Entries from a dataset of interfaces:
════════════════════

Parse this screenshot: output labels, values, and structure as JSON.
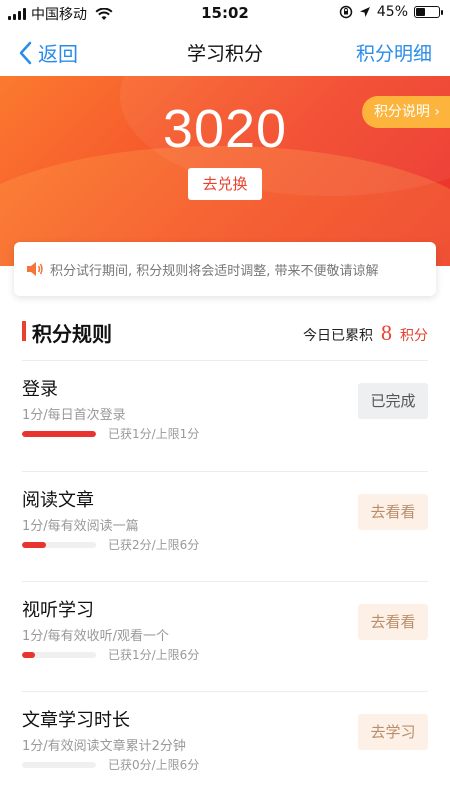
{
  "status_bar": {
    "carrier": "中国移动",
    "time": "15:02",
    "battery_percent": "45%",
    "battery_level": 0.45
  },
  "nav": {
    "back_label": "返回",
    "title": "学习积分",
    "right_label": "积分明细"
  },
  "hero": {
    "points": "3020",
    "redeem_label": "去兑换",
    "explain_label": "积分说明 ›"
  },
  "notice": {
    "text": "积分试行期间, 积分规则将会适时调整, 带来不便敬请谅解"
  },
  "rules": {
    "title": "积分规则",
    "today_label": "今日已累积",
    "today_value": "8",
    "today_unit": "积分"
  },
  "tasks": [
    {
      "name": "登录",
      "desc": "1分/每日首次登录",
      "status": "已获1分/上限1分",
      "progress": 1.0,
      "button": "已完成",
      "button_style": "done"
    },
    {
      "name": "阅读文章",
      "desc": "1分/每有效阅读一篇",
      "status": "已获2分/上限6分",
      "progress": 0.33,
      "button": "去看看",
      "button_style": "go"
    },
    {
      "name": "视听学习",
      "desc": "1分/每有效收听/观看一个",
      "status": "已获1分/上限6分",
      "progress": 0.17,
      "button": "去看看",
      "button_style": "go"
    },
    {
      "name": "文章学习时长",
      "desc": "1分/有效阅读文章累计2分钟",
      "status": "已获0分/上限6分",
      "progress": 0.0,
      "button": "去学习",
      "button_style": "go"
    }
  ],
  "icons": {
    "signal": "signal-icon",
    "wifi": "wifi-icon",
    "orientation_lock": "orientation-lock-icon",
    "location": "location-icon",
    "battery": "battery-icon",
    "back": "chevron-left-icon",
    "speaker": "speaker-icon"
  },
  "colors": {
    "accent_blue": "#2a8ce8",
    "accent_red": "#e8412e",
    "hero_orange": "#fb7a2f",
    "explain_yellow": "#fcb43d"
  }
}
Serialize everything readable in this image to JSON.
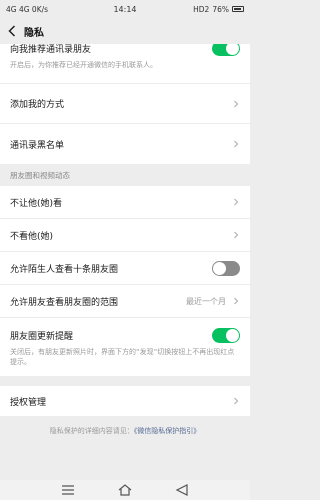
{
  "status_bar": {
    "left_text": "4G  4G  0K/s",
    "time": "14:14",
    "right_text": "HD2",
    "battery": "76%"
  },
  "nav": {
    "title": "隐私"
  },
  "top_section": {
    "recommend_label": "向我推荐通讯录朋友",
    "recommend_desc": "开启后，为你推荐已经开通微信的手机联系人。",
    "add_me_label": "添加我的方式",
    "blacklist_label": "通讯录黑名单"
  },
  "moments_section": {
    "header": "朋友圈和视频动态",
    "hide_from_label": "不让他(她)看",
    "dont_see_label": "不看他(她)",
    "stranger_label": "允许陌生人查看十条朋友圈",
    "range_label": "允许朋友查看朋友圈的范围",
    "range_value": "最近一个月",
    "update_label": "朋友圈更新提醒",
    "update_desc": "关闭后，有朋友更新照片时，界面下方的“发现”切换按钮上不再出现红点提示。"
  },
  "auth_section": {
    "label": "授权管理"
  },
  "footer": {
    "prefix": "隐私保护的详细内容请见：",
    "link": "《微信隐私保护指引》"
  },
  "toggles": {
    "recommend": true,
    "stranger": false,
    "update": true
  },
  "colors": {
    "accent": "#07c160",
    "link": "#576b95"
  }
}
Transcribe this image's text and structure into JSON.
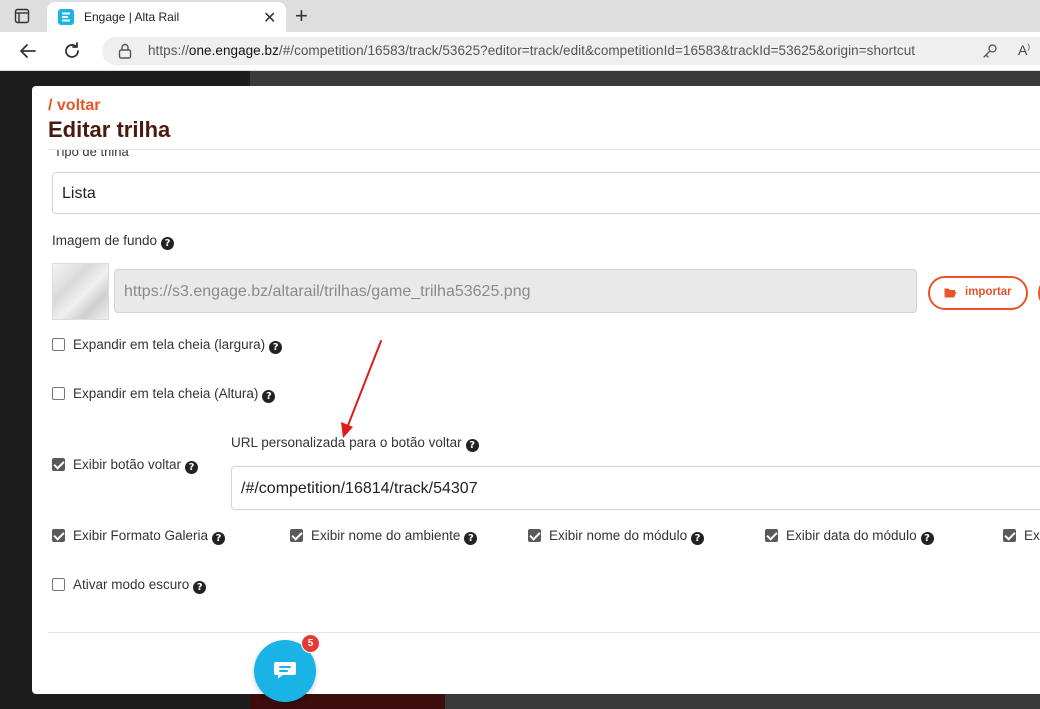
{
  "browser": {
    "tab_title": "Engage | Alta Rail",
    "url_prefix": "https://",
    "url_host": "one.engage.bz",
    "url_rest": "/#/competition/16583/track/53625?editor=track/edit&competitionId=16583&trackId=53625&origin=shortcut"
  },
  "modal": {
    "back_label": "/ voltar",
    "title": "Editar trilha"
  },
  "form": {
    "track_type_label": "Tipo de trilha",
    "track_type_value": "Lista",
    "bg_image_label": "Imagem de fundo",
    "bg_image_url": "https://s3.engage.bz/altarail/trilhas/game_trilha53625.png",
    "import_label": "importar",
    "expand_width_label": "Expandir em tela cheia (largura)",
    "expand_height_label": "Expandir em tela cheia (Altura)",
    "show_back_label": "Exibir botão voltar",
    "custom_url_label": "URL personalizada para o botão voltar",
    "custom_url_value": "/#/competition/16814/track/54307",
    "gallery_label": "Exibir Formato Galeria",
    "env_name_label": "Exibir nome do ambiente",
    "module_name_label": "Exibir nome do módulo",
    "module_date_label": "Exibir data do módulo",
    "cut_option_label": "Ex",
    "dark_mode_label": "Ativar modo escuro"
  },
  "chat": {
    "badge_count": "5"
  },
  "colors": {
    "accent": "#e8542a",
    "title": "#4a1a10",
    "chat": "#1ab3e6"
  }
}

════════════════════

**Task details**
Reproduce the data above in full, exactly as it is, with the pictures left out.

**Response to this task**
Parse this screenshot: output labels, values, and structure as JSON.
{
  "status_bar": {
    "carrier": "中国移动",
    "time": "15:02",
    "battery_percent": "45%",
    "battery_level": 0.45
  },
  "nav": {
    "back_label": "返回",
    "title": "学习积分",
    "right_label": "积分明细"
  },
  "hero": {
    "points": "3020",
    "redeem_label": "去兑换",
    "explain_label": "积分说明 ›"
  },
  "notice": {
    "text": "积分试行期间, 积分规则将会适时调整, 带来不便敬请谅解"
  },
  "rules": {
    "title": "积分规则",
    "today_label": "今日已累积",
    "today_value": "8",
    "today_unit": "积分"
  },
  "tasks": [
    {
      "name": "登录",
      "desc": "1分/每日首次登录",
      "status": "已获1分/上限1分",
      "progress": 1.0,
      "button": "已完成",
      "button_style": "done"
    },
    {
      "name": "阅读文章",
      "desc": "1分/每有效阅读一篇",
      "status": "已获2分/上限6分",
      "progress": 0.33,
      "button": "去看看",
      "button_style": "go"
    },
    {
      "name": "视听学习",
      "desc": "1分/每有效收听/观看一个",
      "status": "已获1分/上限6分",
      "progress": 0.17,
      "button": "去看看",
      "button_style": "go"
    },
    {
      "name": "文章学习时长",
      "desc": "1分/有效阅读文章累计2分钟",
      "status": "已获0分/上限6分",
      "progress": 0.0,
      "button": "去学习",
      "button_style": "go"
    }
  ],
  "icons": {
    "signal": "signal-icon",
    "wifi": "wifi-icon",
    "orientation_lock": "orientation-lock-icon",
    "location": "location-icon",
    "battery": "battery-icon",
    "back": "chevron-left-icon",
    "speaker": "speaker-icon"
  },
  "colors": {
    "accent_blue": "#2a8ce8",
    "accent_red": "#e8412e",
    "hero_orange": "#fb7a2f",
    "explain_yellow": "#fcb43d"
  }
}
Serialize everything readable in this image to JSON.
{
  "status_bar": {
    "left_text": "4G  4G  0K/s",
    "time": "14:14",
    "right_text": "HD2",
    "battery": "76%"
  },
  "nav": {
    "title": "隐私"
  },
  "top_section": {
    "recommend_label": "向我推荐通讯录朋友",
    "recommend_desc": "开启后，为你推荐已经开通微信的手机联系人。",
    "add_me_label": "添加我的方式",
    "blacklist_label": "通讯录黑名单"
  },
  "moments_section": {
    "header": "朋友圈和视频动态",
    "hide_from_label": "不让他(她)看",
    "dont_see_label": "不看他(她)",
    "stranger_label": "允许陌生人查看十条朋友圈",
    "range_label": "允许朋友查看朋友圈的范围",
    "range_value": "最近一个月",
    "update_label": "朋友圈更新提醒",
    "update_desc": "关闭后，有朋友更新照片时，界面下方的“发现”切换按钮上不再出现红点提示。"
  },
  "auth_section": {
    "label": "授权管理"
  },
  "footer": {
    "prefix": "隐私保护的详细内容请见：",
    "link": "《微信隐私保护指引》"
  },
  "toggles": {
    "recommend": true,
    "stranger": false,
    "update": true
  },
  "colors": {
    "accent": "#07c160",
    "link": "#576b95"
  }
}
Transcribe this image's text and structure into JSON.
{
  "browser": {
    "tab_title": "Engage | Alta Rail",
    "url_prefix": "https://",
    "url_host": "one.engage.bz",
    "url_rest": "/#/competition/16583/track/53625?editor=track/edit&competitionId=16583&trackId=53625&origin=shortcut"
  },
  "modal": {
    "back_label": "/ voltar",
    "title": "Editar trilha"
  },
  "form": {
    "track_type_label": "Tipo de trilha",
    "track_type_value": "Lista",
    "bg_image_label": "Imagem de fundo",
    "bg_image_url": "https://s3.engage.bz/altarail/trilhas/game_trilha53625.png",
    "import_label": "importar",
    "expand_width_label": "Expandir em tela cheia (largura)",
    "expand_height_label": "Expandir em tela cheia (Altura)",
    "show_back_label": "Exibir botão voltar",
    "custom_url_label": "URL personalizada para o botão voltar",
    "custom_url_value": "/#/competition/16814/track/54307",
    "gallery_label": "Exibir Formato Galeria",
    "env_name_label": "Exibir nome do ambiente",
    "module_name_label": "Exibir nome do módulo",
    "module_date_label": "Exibir data do módulo",
    "cut_option_label": "Ex",
    "dark_mode_label": "Ativar modo escuro"
  },
  "chat": {
    "badge_count": "5"
  },
  "colors": {
    "accent": "#e8542a",
    "title": "#4a1a10",
    "chat": "#1ab3e6"
  }
}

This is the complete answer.